• TASK PROMPT
Line by line, copy all of the data exactly.

━━━━━ AVAILABLE RECORDS ━━━━━

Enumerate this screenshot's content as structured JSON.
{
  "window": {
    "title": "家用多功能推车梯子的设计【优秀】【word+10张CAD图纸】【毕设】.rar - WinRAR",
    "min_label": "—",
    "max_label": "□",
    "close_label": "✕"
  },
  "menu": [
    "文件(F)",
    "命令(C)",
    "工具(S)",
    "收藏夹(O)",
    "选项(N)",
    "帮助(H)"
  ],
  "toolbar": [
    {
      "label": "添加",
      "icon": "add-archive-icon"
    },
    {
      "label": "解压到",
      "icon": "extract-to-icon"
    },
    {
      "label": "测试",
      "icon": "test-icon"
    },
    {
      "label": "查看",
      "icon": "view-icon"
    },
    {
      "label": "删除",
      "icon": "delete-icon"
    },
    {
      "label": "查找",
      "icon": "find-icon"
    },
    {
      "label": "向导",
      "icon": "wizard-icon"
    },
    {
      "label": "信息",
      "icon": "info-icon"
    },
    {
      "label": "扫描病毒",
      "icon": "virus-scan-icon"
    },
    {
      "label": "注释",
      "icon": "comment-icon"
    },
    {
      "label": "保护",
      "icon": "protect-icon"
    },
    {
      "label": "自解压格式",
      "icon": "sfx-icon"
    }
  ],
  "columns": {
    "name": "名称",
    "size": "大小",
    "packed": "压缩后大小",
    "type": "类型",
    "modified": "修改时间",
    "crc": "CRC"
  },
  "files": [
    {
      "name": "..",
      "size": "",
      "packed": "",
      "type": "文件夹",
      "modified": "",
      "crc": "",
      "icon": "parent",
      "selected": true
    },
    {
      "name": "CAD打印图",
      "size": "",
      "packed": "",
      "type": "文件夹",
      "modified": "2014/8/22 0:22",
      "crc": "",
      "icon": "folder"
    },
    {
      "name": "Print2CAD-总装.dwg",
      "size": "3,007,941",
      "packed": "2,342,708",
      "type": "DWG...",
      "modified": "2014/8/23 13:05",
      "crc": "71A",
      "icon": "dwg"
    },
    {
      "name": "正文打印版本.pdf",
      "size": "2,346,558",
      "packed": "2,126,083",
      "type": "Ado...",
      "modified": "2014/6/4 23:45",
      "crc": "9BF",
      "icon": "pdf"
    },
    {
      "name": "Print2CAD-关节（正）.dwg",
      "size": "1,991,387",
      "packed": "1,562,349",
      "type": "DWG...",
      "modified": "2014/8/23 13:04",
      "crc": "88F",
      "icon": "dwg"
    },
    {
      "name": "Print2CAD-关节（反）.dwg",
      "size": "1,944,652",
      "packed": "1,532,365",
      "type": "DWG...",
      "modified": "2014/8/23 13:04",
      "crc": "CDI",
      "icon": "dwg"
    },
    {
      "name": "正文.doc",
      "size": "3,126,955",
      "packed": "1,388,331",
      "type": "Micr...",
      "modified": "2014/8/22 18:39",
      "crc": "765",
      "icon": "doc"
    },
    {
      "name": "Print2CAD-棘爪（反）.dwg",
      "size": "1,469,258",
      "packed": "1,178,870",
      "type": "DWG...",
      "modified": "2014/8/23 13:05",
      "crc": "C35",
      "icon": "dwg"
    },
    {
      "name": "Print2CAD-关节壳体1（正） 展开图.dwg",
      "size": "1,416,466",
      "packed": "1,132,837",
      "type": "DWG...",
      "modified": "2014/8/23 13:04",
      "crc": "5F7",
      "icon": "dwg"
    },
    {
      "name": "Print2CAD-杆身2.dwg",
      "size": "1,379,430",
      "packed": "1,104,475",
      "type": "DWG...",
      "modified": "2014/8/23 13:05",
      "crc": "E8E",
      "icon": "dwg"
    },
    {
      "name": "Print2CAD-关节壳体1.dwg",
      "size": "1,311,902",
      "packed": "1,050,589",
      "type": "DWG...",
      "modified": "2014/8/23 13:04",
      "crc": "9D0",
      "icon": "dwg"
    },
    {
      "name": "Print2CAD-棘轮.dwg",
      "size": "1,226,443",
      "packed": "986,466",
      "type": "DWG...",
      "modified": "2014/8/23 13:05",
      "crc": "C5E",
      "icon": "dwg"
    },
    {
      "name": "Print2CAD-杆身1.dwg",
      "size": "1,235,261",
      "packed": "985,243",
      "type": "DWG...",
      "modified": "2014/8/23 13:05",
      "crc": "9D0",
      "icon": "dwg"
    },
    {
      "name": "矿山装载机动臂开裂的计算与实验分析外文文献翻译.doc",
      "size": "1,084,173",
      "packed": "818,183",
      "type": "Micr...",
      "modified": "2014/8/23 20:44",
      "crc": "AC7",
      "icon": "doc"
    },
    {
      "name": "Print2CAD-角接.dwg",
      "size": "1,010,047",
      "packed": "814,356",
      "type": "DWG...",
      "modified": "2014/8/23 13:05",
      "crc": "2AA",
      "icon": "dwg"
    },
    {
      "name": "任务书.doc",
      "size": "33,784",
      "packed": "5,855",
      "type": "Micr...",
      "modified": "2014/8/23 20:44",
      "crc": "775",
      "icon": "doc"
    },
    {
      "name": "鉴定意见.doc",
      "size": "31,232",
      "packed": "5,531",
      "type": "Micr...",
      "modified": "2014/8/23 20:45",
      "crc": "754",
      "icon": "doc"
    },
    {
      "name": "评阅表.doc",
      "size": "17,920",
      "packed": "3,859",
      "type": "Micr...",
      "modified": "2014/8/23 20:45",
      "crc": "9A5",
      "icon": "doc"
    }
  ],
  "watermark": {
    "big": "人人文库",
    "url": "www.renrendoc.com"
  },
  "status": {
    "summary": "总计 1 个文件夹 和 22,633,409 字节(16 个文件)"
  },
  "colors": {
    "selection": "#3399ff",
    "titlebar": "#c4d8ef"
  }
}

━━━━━

• PROBLEM SOLUTION
Enumerate this screenshot's content as structured JSON.
{
  "window": {
    "title": "家用多功能推车梯子的设计【优秀】【word+10张CAD图纸】【毕设】.rar - WinRAR",
    "min_label": "—",
    "max_label": "□",
    "close_label": "✕"
  },
  "menu": [
    "文件(F)",
    "命令(C)",
    "工具(S)",
    "收藏夹(O)",
    "选项(N)",
    "帮助(H)"
  ],
  "toolbar": [
    {
      "label": "添加",
      "icon": "add-archive-icon"
    },
    {
      "label": "解压到",
      "icon": "extract-to-icon"
    },
    {
      "label": "测试",
      "icon": "test-icon"
    },
    {
      "label": "查看",
      "icon": "view-icon"
    },
    {
      "label": "删除",
      "icon": "delete-icon"
    },
    {
      "label": "查找",
      "icon": "find-icon"
    },
    {
      "label": "向导",
      "icon": "wizard-icon"
    },
    {
      "label": "信息",
      "icon": "info-icon"
    },
    {
      "label": "扫描病毒",
      "icon": "virus-scan-icon"
    },
    {
      "label": "注释",
      "icon": "comment-icon"
    },
    {
      "label": "保护",
      "icon": "protect-icon"
    },
    {
      "label": "自解压格式",
      "icon": "sfx-icon"
    }
  ],
  "columns": {
    "name": "名称",
    "size": "大小",
    "packed": "压缩后大小",
    "type": "类型",
    "modified": "修改时间",
    "crc": "CRC"
  },
  "files": [
    {
      "name": "..",
      "size": "",
      "packed": "",
      "type": "文件夹",
      "modified": "",
      "crc": "",
      "icon": "parent",
      "selected": true
    },
    {
      "name": "CAD打印图",
      "size": "",
      "packed": "",
      "type": "文件夹",
      "modified": "2014/8/22 0:22",
      "crc": "",
      "icon": "folder"
    },
    {
      "name": "Print2CAD-总装.dwg",
      "size": "3,007,941",
      "packed": "2,342,708",
      "type": "DWG...",
      "modified": "2014/8/23 13:05",
      "crc": "71A",
      "icon": "dwg"
    },
    {
      "name": "正文打印版本.pdf",
      "size": "2,346,558",
      "packed": "2,126,083",
      "type": "Ado...",
      "modified": "2014/6/4 23:45",
      "crc": "9BF",
      "icon": "pdf"
    },
    {
      "name": "Print2CAD-关节（正）.dwg",
      "size": "1,991,387",
      "packed": "1,562,349",
      "type": "DWG...",
      "modified": "2014/8/23 13:04",
      "crc": "88F",
      "icon": "dwg"
    },
    {
      "name": "Print2CAD-关节（反）.dwg",
      "size": "1,944,652",
      "packed": "1,532,365",
      "type": "DWG...",
      "modified": "2014/8/23 13:04",
      "crc": "CDI",
      "icon": "dwg"
    },
    {
      "name": "正文.doc",
      "size": "3,126,955",
      "packed": "1,388,331",
      "type": "Micr...",
      "modified": "2014/8/22 18:39",
      "crc": "765",
      "icon": "doc"
    },
    {
      "name": "Print2CAD-棘爪（反）.dwg",
      "size": "1,469,258",
      "packed": "1,178,870",
      "type": "DWG...",
      "modified": "2014/8/23 13:05",
      "crc": "C35",
      "icon": "dwg"
    },
    {
      "name": "Print2CAD-关节壳体1（正） 展开图.dwg",
      "size": "1,416,466",
      "packed": "1,132,837",
      "type": "DWG...",
      "modified": "2014/8/23 13:04",
      "crc": "5F7",
      "icon": "dwg"
    },
    {
      "name": "Print2CAD-杆身2.dwg",
      "size": "1,379,430",
      "packed": "1,104,475",
      "type": "DWG...",
      "modified": "2014/8/23 13:05",
      "crc": "E8E",
      "icon": "dwg"
    },
    {
      "name": "Print2CAD-关节壳体1.dwg",
      "size": "1,311,902",
      "packed": "1,050,589",
      "type": "DWG...",
      "modified": "2014/8/23 13:04",
      "crc": "9D0",
      "icon": "dwg"
    },
    {
      "name": "Print2CAD-棘轮.dwg",
      "size": "1,226,443",
      "packed": "986,466",
      "type": "DWG...",
      "modified": "2014/8/23 13:05",
      "crc": "C5E",
      "icon": "dwg"
    },
    {
      "name": "Print2CAD-杆身1.dwg",
      "size": "1,235,261",
      "packed": "985,243",
      "type": "DWG...",
      "modified": "2014/8/23 13:05",
      "crc": "9D0",
      "icon": "dwg"
    },
    {
      "name": "矿山装载机动臂开裂的计算与实验分析外文文献翻译.doc",
      "size": "1,084,173",
      "packed": "818,183",
      "type": "Micr...",
      "modified": "2014/8/23 20:44",
      "crc": "AC7",
      "icon": "doc"
    },
    {
      "name": "Print2CAD-角接.dwg",
      "size": "1,010,047",
      "packed": "814,356",
      "type": "DWG...",
      "modified": "2014/8/23 13:05",
      "crc": "2AA",
      "icon": "dwg"
    },
    {
      "name": "任务书.doc",
      "size": "33,784",
      "packed": "5,855",
      "type": "Micr...",
      "modified": "2014/8/23 20:44",
      "crc": "775",
      "icon": "doc"
    },
    {
      "name": "鉴定意见.doc",
      "size": "31,232",
      "packed": "5,531",
      "type": "Micr...",
      "modified": "2014/8/23 20:45",
      "crc": "754",
      "icon": "doc"
    },
    {
      "name": "评阅表.doc",
      "size": "17,920",
      "packed": "3,859",
      "type": "Micr...",
      "modified": "2014/8/23 20:45",
      "crc": "9A5",
      "icon": "doc"
    }
  ],
  "watermark": {
    "big": "人人文库",
    "url": "www.renrendoc.com"
  },
  "status": {
    "summary": "总计 1 个文件夹 和 22,633,409 字节(16 个文件)"
  },
  "colors": {
    "selection": "#3399ff",
    "titlebar": "#c4d8ef"
  }
}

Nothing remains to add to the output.